Because there have been few walking-oriented advocacy groups around the nation (America Walks, the national coalition, is less than 10 years old), much of the national trend towards inclusivity seems to come from former bicycle-only groups expanding their scope, an evolution that makes enormous political sense since bicyclists are a small but well organized minority while walkers comprise a majority but are generally unorganized. Together they have many times the clout against their common enemy – our society’s car-centric infrastructure, policies, and cultural tendencies. However, whether internalized in one group or as a coalition among several, the emerging multi-modal alliance is not as deep or as tight as it needs to be in order to survive the coming challenges raised by more conservative political leadership at several levels of government. We need, to paraphrase Ben Franklin, to move together or we shall all go nowhere.Read more
Trucks are only 4% of vehicles in the United States but cause about 7% of pedestrian fatalities and 11% of cyclist fatalities. The disparity is even higher in urban areas – a London analysis found that the 4% of vehicles that were trucks were involved in nearly 53% of cyclist fatalities. In Boston, 7 out of 9 cyclist fatalities in 2012-13 involved trucks or buses.
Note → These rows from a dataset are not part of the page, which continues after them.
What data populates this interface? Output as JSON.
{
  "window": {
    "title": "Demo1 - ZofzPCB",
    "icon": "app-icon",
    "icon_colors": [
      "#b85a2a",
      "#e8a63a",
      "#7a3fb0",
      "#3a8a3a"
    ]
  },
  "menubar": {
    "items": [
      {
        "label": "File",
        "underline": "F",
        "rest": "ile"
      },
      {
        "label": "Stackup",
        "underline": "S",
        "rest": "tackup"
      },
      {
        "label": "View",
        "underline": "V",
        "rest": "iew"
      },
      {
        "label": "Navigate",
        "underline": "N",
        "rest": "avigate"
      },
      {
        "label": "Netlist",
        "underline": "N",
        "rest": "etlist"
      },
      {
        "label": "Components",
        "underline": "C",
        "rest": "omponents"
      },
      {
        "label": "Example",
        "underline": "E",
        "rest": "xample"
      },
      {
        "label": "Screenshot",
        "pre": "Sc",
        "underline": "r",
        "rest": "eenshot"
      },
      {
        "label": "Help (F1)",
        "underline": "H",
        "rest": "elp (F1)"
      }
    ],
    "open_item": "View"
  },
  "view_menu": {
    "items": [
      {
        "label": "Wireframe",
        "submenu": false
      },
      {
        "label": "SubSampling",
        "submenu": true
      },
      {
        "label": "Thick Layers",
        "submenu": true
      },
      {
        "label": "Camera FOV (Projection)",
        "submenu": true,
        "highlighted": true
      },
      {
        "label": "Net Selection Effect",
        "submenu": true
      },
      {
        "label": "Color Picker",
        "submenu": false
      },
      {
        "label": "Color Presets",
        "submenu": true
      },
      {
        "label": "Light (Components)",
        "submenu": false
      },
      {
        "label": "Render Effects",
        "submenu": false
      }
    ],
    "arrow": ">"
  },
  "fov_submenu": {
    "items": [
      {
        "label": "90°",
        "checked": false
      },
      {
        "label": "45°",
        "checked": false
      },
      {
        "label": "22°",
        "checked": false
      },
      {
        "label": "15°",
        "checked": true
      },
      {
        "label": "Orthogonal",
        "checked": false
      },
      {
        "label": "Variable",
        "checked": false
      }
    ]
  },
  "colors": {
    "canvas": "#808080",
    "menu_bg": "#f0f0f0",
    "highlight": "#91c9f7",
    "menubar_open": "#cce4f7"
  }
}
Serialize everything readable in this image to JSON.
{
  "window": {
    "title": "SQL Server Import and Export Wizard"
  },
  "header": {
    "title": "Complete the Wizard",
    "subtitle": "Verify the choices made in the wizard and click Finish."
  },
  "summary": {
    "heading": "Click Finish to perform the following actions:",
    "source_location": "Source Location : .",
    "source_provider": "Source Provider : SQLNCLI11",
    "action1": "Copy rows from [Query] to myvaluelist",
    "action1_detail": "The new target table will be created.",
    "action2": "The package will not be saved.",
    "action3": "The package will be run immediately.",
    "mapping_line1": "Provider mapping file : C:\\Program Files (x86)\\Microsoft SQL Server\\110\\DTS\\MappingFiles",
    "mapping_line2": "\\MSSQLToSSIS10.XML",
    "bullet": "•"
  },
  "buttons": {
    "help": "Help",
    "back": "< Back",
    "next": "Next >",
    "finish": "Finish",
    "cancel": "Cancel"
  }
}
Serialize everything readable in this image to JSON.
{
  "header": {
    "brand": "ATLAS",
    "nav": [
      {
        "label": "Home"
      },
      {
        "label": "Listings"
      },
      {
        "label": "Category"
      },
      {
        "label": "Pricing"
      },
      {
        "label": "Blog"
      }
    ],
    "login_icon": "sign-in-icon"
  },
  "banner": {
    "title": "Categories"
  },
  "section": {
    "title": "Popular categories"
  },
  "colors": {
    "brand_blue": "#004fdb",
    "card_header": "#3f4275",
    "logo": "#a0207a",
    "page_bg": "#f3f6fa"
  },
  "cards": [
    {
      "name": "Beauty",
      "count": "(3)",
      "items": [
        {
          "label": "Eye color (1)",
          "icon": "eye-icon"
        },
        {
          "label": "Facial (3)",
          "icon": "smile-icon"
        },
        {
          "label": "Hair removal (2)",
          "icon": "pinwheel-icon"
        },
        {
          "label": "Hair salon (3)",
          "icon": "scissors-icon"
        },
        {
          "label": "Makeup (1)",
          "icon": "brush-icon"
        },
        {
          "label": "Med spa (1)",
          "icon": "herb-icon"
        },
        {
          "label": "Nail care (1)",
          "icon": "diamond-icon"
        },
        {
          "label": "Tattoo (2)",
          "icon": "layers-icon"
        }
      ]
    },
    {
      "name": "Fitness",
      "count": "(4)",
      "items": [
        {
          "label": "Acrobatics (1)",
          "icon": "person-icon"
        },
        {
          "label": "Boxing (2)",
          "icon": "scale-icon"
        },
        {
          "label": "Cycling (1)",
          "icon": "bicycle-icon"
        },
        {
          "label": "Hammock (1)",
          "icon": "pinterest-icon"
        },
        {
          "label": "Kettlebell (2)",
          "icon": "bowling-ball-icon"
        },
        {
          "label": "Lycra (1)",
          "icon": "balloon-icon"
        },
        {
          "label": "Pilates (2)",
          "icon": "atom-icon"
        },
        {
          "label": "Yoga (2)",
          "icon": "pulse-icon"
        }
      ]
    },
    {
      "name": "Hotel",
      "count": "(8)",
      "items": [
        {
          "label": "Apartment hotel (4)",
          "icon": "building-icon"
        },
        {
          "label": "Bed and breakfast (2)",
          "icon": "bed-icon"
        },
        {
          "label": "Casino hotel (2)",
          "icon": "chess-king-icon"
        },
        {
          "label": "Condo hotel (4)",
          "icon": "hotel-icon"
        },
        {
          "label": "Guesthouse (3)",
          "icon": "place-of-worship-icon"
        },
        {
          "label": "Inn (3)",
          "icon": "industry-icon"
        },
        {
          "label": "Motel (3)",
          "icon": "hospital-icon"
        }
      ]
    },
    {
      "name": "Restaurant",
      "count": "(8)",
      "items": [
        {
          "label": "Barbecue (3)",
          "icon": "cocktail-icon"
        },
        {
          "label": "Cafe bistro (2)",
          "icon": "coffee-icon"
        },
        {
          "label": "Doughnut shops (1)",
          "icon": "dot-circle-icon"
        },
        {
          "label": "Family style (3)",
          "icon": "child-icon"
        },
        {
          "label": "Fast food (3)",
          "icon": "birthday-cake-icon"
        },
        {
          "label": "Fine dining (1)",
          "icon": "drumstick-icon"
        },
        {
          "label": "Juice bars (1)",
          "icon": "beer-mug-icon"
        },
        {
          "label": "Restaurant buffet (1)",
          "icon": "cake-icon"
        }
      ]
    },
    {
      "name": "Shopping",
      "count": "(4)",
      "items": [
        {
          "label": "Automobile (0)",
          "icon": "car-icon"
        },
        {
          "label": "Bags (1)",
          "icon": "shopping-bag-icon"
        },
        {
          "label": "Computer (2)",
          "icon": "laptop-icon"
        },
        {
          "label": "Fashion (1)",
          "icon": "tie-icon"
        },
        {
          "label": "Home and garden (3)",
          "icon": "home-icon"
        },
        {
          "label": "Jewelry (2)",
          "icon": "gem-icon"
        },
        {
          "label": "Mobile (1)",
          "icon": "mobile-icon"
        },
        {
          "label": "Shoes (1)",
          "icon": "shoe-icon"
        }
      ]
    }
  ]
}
Many of those deaths were preventable.
It wasn’t long ago, when regional rail-trail conversions were the leading strategy for creating multi-use non-motorized travel corridors, that the biggest opposition came from suburbanites fearing that the bike paths would bring intruders (meaning poor or Black people) into their backyards and lower their property values. Today, as the action has shifted to our reviving cities, there is opposition from low-income residents worried that the neighborhood improvements they’ve demanded for decades – better transit, bike facilities, parks, street lights, new construction – will attract upscale newcomers, raise property values, and cause displacement. The fears of the suburbanites were always groundless. But, unfortunately, the fears of inner city people – especially in reviving cities such as Boston, NYC, Chicago, and San Francisco – have a strong basis in fact, especially around transportation facilities – a recent study found that rents go up about $43/month for each 100 meters closer to a station. The working class Davis Square where I once hung out disappeared with the new T stop. Planning for the Green Line extension to Somerville’s Union Square has unleashed property speculation and driven up rents. Smart investors are already gobbling up property along Dorchester’s future Fairmont Line.Read more